## The problem
Write the listing out again exactly as it stands, with no images.

## Input data
Content starts

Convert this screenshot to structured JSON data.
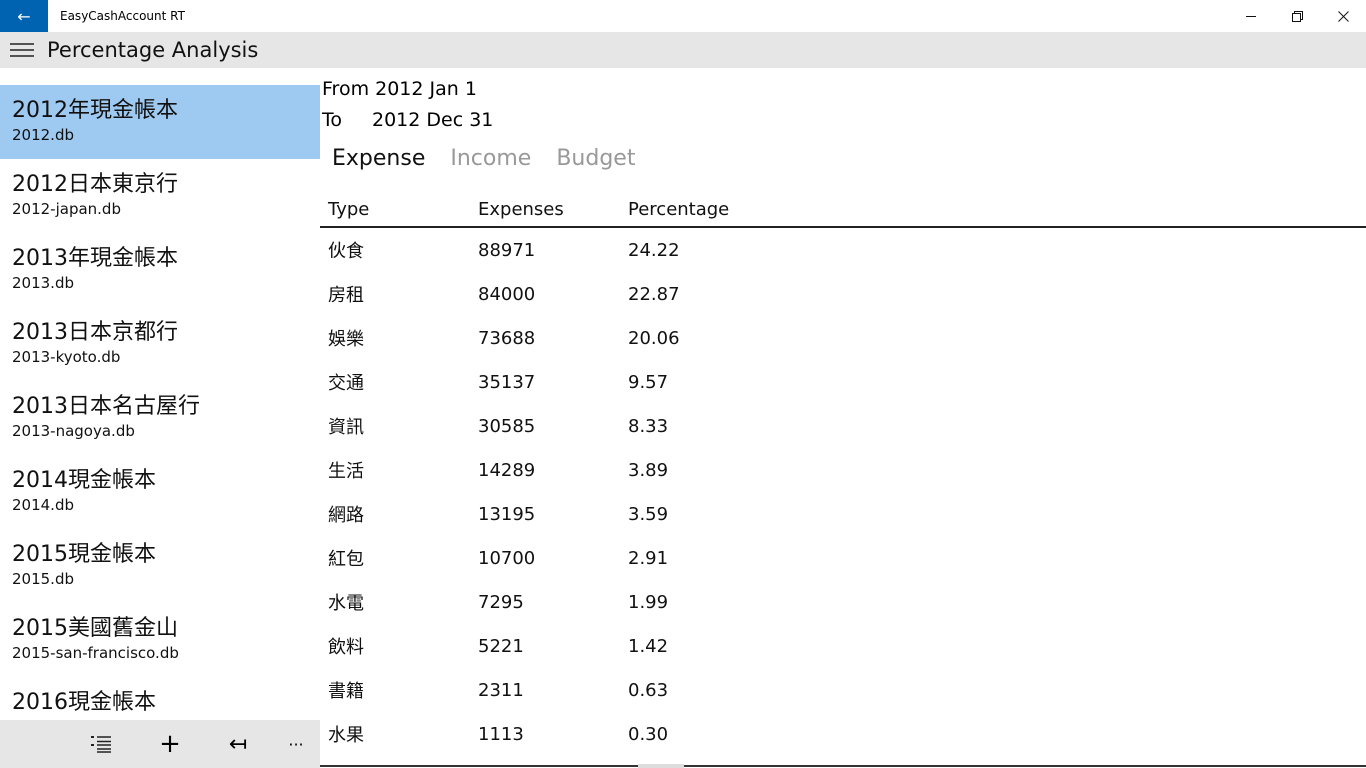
{
  "window": {
    "title": "EasyCashAccount RT",
    "back_glyph": "←",
    "minimize_glyph": "─",
    "maximize_glyph": "❐",
    "close_glyph": "✕"
  },
  "header": {
    "title": "Percentage Analysis"
  },
  "sidebar": {
    "items": [
      {
        "name": "2012年現金帳本",
        "file": "2012.db",
        "selected": true
      },
      {
        "name": "2012日本東京行",
        "file": "2012-japan.db"
      },
      {
        "name": "2013年現金帳本",
        "file": "2013.db"
      },
      {
        "name": "2013日本京都行",
        "file": "2013-kyoto.db"
      },
      {
        "name": "2013日本名古屋行",
        "file": "2013-nagoya.db"
      },
      {
        "name": "2014現金帳本",
        "file": "2014.db"
      },
      {
        "name": "2015現金帳本",
        "file": "2015.db"
      },
      {
        "name": "2015美國舊金山",
        "file": "2015-san-francisco.db"
      },
      {
        "name": "2016現金帳本",
        "file": ""
      }
    ],
    "toolbar": {
      "list_icon": "list-icon",
      "add_glyph": "+",
      "import_glyph": "↤",
      "more_glyph": "···"
    }
  },
  "main": {
    "from_text": "From 2012 Jan 1",
    "to_label": "To",
    "to_value": "2012 Dec 31",
    "tabs": [
      {
        "label": "Expense",
        "active": true
      },
      {
        "label": "Income"
      },
      {
        "label": "Budget"
      }
    ],
    "columns": [
      "Type",
      "Expenses",
      "Percentage"
    ],
    "rows": [
      [
        "伙食",
        "88971",
        "24.22"
      ],
      [
        "房租",
        "84000",
        "22.87"
      ],
      [
        "娛樂",
        "73688",
        "20.06"
      ],
      [
        "交通",
        "35137",
        "9.57"
      ],
      [
        "資訊",
        "30585",
        "8.33"
      ],
      [
        "生活",
        "14289",
        "3.89"
      ],
      [
        "網路",
        "13195",
        "3.59"
      ],
      [
        "紅包",
        "10700",
        "2.91"
      ],
      [
        "水電",
        "7295",
        "1.99"
      ],
      [
        "飲料",
        "5221",
        "1.42"
      ],
      [
        "書籍",
        "2311",
        "0.63"
      ],
      [
        "水果",
        "1113",
        "0.30"
      ]
    ]
  },
  "colors": {
    "accent": "#0063b1",
    "selected": "#9ec9f0",
    "header_bg": "#e6e6e6"
  }
}
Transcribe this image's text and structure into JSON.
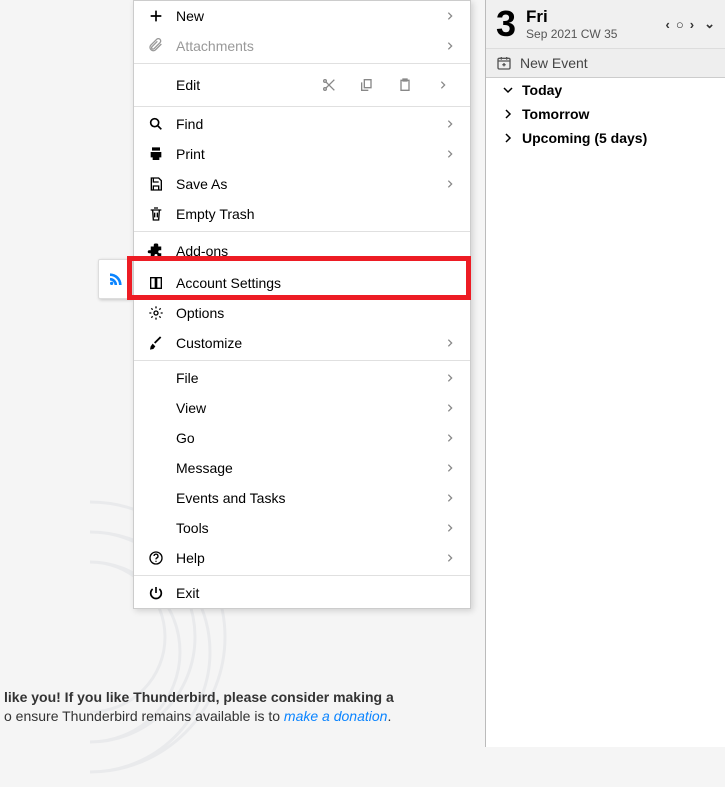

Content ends

## Response below
Convert this screenshot to structured JSON data.
{
  "window": {
    "title": "EasyCashAccount RT",
    "back_glyph": "←",
    "minimize_glyph": "─",
    "maximize_glyph": "❐",
    "close_glyph": "✕"
  },
  "header": {
    "title": "Percentage Analysis"
  },
  "sidebar": {
    "items": [
      {
        "name": "2012年現金帳本",
        "file": "2012.db",
        "selected": true
      },
      {
        "name": "2012日本東京行",
        "file": "2012-japan.db"
      },
      {
        "name": "2013年現金帳本",
        "file": "2013.db"
      },
      {
        "name": "2013日本京都行",
        "file": "2013-kyoto.db"
      },
      {
        "name": "2013日本名古屋行",
        "file": "2013-nagoya.db"
      },
      {
        "name": "2014現金帳本",
        "file": "2014.db"
      },
      {
        "name": "2015現金帳本",
        "file": "2015.db"
      },
      {
        "name": "2015美國舊金山",
        "file": "2015-san-francisco.db"
      },
      {
        "name": "2016現金帳本",
        "file": ""
      }
    ],
    "toolbar": {
      "list_icon": "list-icon",
      "add_glyph": "+",
      "import_glyph": "↤",
      "more_glyph": "···"
    }
  },
  "main": {
    "from_text": "From 2012 Jan 1",
    "to_label": "To",
    "to_value": "2012 Dec 31",
    "tabs": [
      {
        "label": "Expense",
        "active": true
      },
      {
        "label": "Income"
      },
      {
        "label": "Budget"
      }
    ],
    "columns": [
      "Type",
      "Expenses",
      "Percentage"
    ],
    "rows": [
      [
        "伙食",
        "88971",
        "24.22"
      ],
      [
        "房租",
        "84000",
        "22.87"
      ],
      [
        "娛樂",
        "73688",
        "20.06"
      ],
      [
        "交通",
        "35137",
        "9.57"
      ],
      [
        "資訊",
        "30585",
        "8.33"
      ],
      [
        "生活",
        "14289",
        "3.89"
      ],
      [
        "網路",
        "13195",
        "3.59"
      ],
      [
        "紅包",
        "10700",
        "2.91"
      ],
      [
        "水電",
        "7295",
        "1.99"
      ],
      [
        "飲料",
        "5221",
        "1.42"
      ],
      [
        "書籍",
        "2311",
        "0.63"
      ],
      [
        "水果",
        "1113",
        "0.30"
      ]
    ]
  },
  "colors": {
    "accent": "#0063b1",
    "selected": "#9ec9f0",
    "header_bg": "#e6e6e6"
  }
}
Transcribe this image's text and structure into JSON.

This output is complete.